WELL, TO FOLLOW JESUS (carrying our cross) means denying our own self-interest in favor of His vision for our lives, even if that vision leads to hardships for us, in some cases even to the point of our physical deaths. Jesus anticipated our reaction to that question. Not only did He set the example for us by laying down His life for ours, but He tells us not to worry. “Do not be afraid of those who kill the body but cannot kill the soul,” He told His disciples. “Rather, be afraid of the One who can destroy both soul and body in hell” (Matthew 10:28 NIV).
In other words, He tells us to place our confidence in Him, and He will see us through the fires of this world and save us from the fires of the next world: “I came that they may have life, and have it abundantly” (John 10:10 NASB). “In the world you will have tribulation. But take heart; I have overcome the world” (John 16:33 ESV).
But there’s more. Telling us He wants us to obey Him means He also has given us the freedom — the opportunity — to reject Him.
That rejection is the flip side of freewill, but with it, the Lord warns us that choosing that option comes at a cost. “But for those who reject him, ‘The stone that the builders rejected has now become the cornerstone’” (1 Peter 2:7 NLT) and “whoever does not obey the Son shall not see life, but the wrath of God remains on him” (John 3:36 ESV).
That means we have a choice whether to follow Jesus or reject Him. To follow Him, means, in His words, that we have “life and [we] have it abundantly.” To reject Him, means, in His words, that we “shall not see life” and that “the wrath of God remains on [us].”
LOOKS TO ME LIKE A CLEAR CHOICE!
Yet, how many people make the choice to follow Jesus versus those who choose to reject Him?
In Luke 23, we read that one of the two criminals who were crucified on either side of Him “hurled insults” at Jesus, while the other one recognized that Someone special was facing a torturous death alongside him and said, “Jesus, remember me when you come into your kingdom” (vv 39-43 NIV).
That’s 50 percent.
Hard to slog through the multitude of Jews and Romans who passed by while Jesus hung on a Cross, struggling to breathe, the nails tearing his wrists and ankles, to determine how many were for Him and how many against. We can assume the tally was against Him at that point, in part because His followers, fearful for their own lives, were in hiding, and in part because the Holy Spirit had not been sent yet to empower them.

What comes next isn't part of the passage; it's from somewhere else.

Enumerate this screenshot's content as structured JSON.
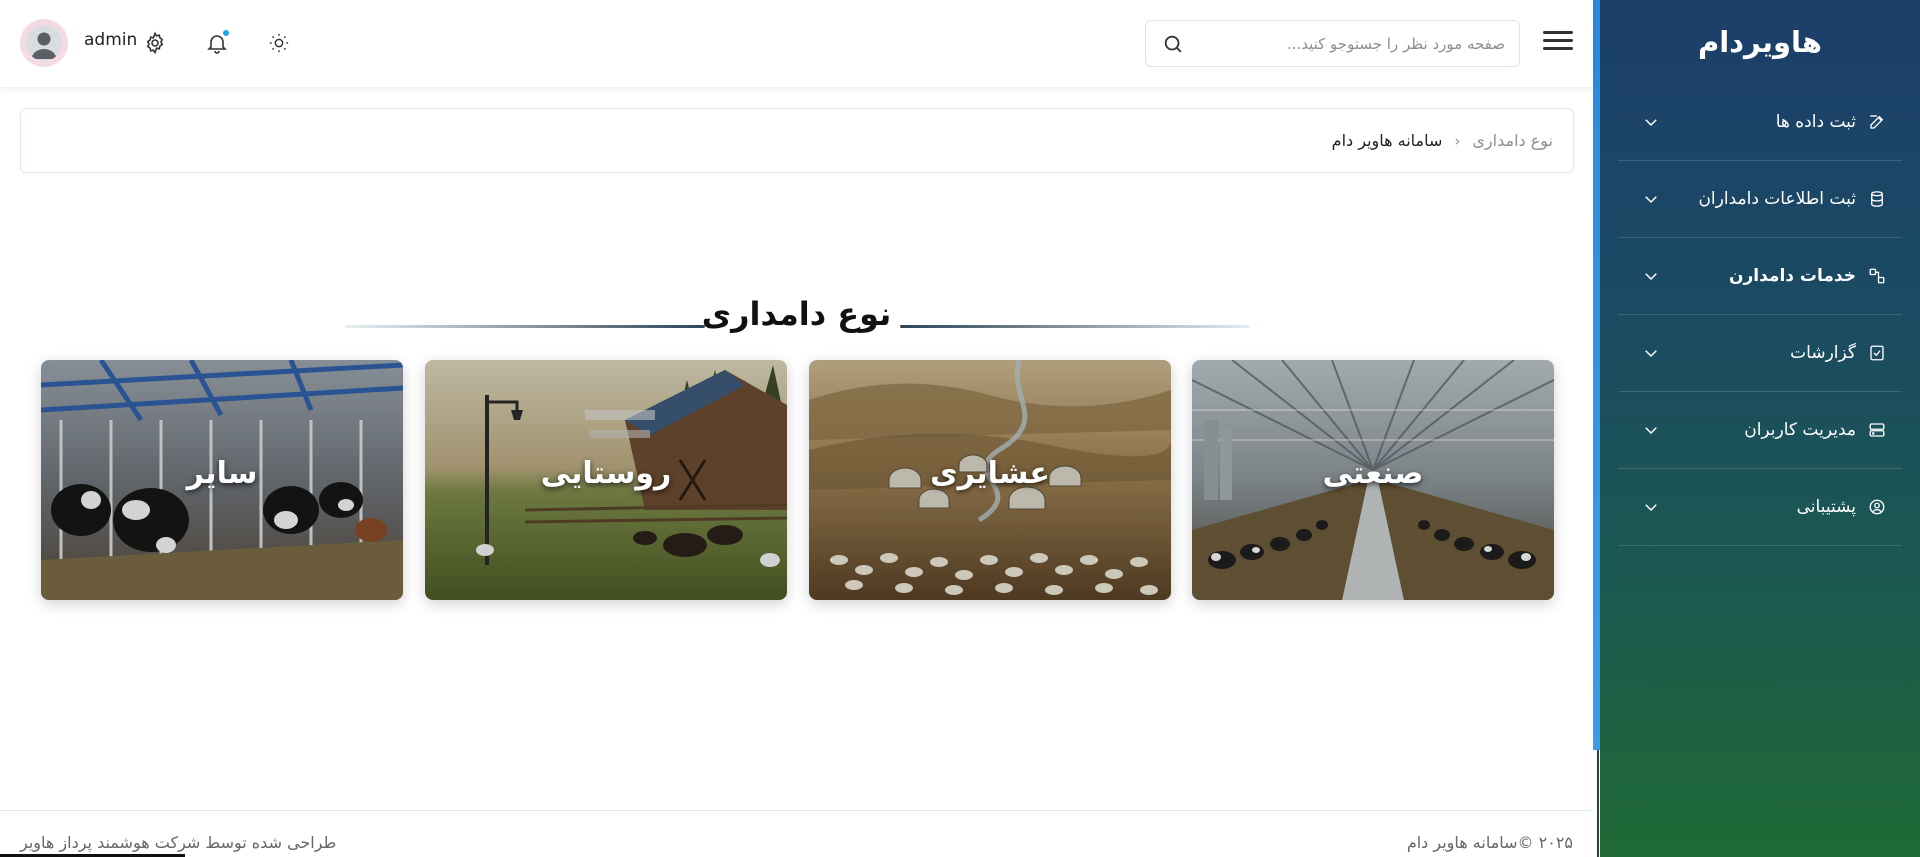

Let’s remember that Jesus had warned His disciples that following Him would be difficult: “If the world hates you, keep in mind that it hated me first” (John 15:18 NIV) and “So don’t be surprised, dear brothers and sisters, if the world hates you” (1 John 3:13 NLT).

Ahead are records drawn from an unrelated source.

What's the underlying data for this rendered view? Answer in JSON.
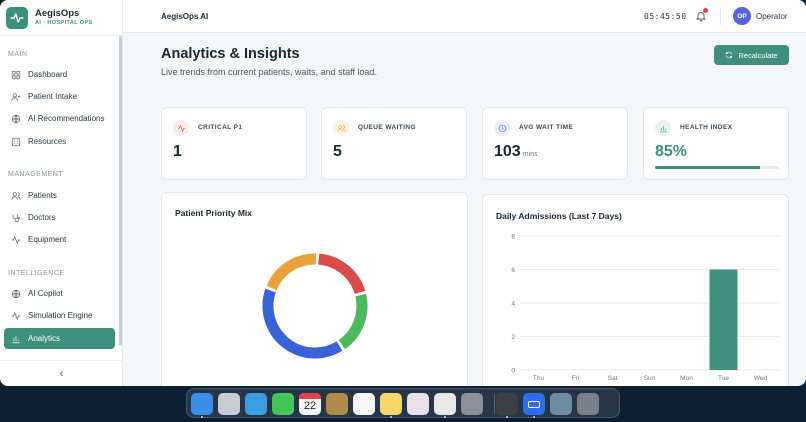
{
  "brand": {
    "name": "AegisOps",
    "subtitle": "AI · HOSPITAL OPS"
  },
  "sidebar": {
    "sections": [
      {
        "label": "MAIN"
      },
      {
        "label": "MANAGEMENT"
      },
      {
        "label": "INTELLIGENCE"
      }
    ],
    "items": [
      {
        "label": "Dashboard",
        "icon": "grid-icon"
      },
      {
        "label": "Patient Intake",
        "icon": "user-plus-icon"
      },
      {
        "label": "AI Recommendations",
        "icon": "globe-icon"
      },
      {
        "label": "Resources",
        "icon": "building-icon"
      },
      {
        "label": "Patients",
        "icon": "users-icon"
      },
      {
        "label": "Doctors",
        "icon": "stethoscope-icon"
      },
      {
        "label": "Equipment",
        "icon": "activity-icon"
      },
      {
        "label": "AI Copilot",
        "icon": "globe-icon"
      },
      {
        "label": "Simulation Engine",
        "icon": "activity-icon"
      },
      {
        "label": "Analytics",
        "icon": "bar-chart-icon",
        "active": true
      }
    ],
    "collapse_glyph": "‹"
  },
  "topbar": {
    "title": "AegisOps AI",
    "clock": "05:45:50",
    "avatar_initials": "OP",
    "user": "Operator"
  },
  "header": {
    "title": "Analytics & Insights",
    "subtitle": "Live trends from current patients, waits, and staff load.",
    "recalc_label": "Recalculate"
  },
  "kpis": [
    {
      "label": "CRITICAL P1",
      "value": "1",
      "unit": "",
      "icon": "pulse-icon",
      "color": "#e0434b",
      "bg": "#fdecec"
    },
    {
      "label": "QUEUE WAITING",
      "value": "5",
      "unit": "",
      "icon": "users-icon",
      "color": "#e09a2a",
      "bg": "#fdf3e1"
    },
    {
      "label": "AVG WAIT TIME",
      "value": "103",
      "unit": "mins",
      "icon": "clock-icon",
      "color": "#4a6fd8",
      "bg": "#e8eefb"
    },
    {
      "label": "HEALTH INDEX",
      "value": "85%",
      "unit": "",
      "icon": "bar-chart-icon",
      "color": "#3f8f7f",
      "bg": "#e6f2ef",
      "progress": 0.85
    }
  ],
  "priority_card": {
    "title": "Patient Priority Mix"
  },
  "admissions_card": {
    "title": "Daily Admissions (Last 7 Days)"
  },
  "chart_data": [
    {
      "type": "pie",
      "title": "Patient Priority Mix",
      "donut": true,
      "slices": [
        {
          "value": 1,
          "color": "#d94a4a"
        },
        {
          "value": 1,
          "color": "#4cb85c"
        },
        {
          "value": 2,
          "color": "#3a63d6"
        },
        {
          "value": 1,
          "color": "#e8a23a"
        }
      ]
    },
    {
      "type": "bar",
      "title": "Daily Admissions (Last 7 Days)",
      "categories": [
        "Thu",
        "Fri",
        "Sat",
        "Sun",
        "Mon",
        "Tue",
        "Wed"
      ],
      "values": [
        0,
        0,
        0,
        0,
        0,
        6,
        0
      ],
      "yticks": [
        "8",
        "6",
        "4",
        "2",
        "0"
      ],
      "ylim": [
        0,
        8
      ],
      "grid": true,
      "bar_color": "#3f8f7f"
    }
  ],
  "dock": {
    "calendar_day": "22",
    "apps": [
      {
        "name": "finder-icon",
        "color": "#3b8ee8",
        "running": true
      },
      {
        "name": "launchpad-icon",
        "color": "#c8cbd2",
        "running": false
      },
      {
        "name": "safari-icon",
        "color": "#3a9fe0",
        "running": false
      },
      {
        "name": "messages-icon",
        "color": "#43c55a",
        "running": false
      },
      {
        "name": "calendar-icon",
        "color": "#f4f4f4",
        "running": false
      },
      {
        "name": "keynote-icon",
        "color": "#b08a4a",
        "running": false
      },
      {
        "name": "reminders-icon",
        "color": "#f7f7f7",
        "running": false
      },
      {
        "name": "notes-icon",
        "color": "#f5d66a",
        "running": true
      },
      {
        "name": "photos-icon",
        "color": "#e8e1e8",
        "running": false
      },
      {
        "name": "chrome-icon",
        "color": "#e8e8e8",
        "running": true
      },
      {
        "name": "settings-icon",
        "color": "#8c9099",
        "running": false
      },
      {
        "name": "package-icon",
        "color": "#3c3f44",
        "running": true
      },
      {
        "name": "zoom-icon",
        "color": "#2d6bf0",
        "running": true
      },
      {
        "name": "quicktime-icon",
        "color": "#6f8aa3",
        "running": false
      },
      {
        "name": "trash-icon",
        "color": "#7b8088",
        "running": false
      }
    ]
  }
}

Jesus even encouraged them to walk the untrodden path. “Enter through the narrow gate,” He said. “For wide is the gate and broad is the way that leads to destruction, and many enter through it. But small is the gate and narrow the way that leads to life, and only a few find it” (Matthew 7:13-14 BSB).
Whether to follow Jesus or to reject Him is a choice we all have to make, and we make it individually. We are not grafted onto the “Tree of Life” by virtue of our parents or our ethnic group or whether we take Communion or sing in the church band or choir.
Jesus asked His disciples in Matthew’s gospel who the townspeople said He was, but the more important question, recorded in Matthew 16:15 NIV, was this: “ “But what about you?” he asked. “Who do you say I am?”
How we answer that question determines everything, both in our lives in this world and in the next.
Do we follow Him or reject Him?
Our choice. Our future.
We know which choice God wants us to make. He told us throughout the Bible. Here’s just one example, in Deuteronomy 30:19 NCV, where He made His desire abundantly clear: “I am offering you life or death, blessings or curses. Now, choose life!”
PRAYER: Our Heavenly Father, we praise You for Your everlasting mercy and Your overwhelming love for us. We bless You for sending Your Son to pay the price for our sin so that, by believing in Him, we can be reconciled to You as righteous and faithful servants. O Lord, hear our prayer. You have allowed us to choose You or reject You and rightly told us the choice is between life and death. Lord, we choose You; we choose life! In Jesus’ Name we pray. Amen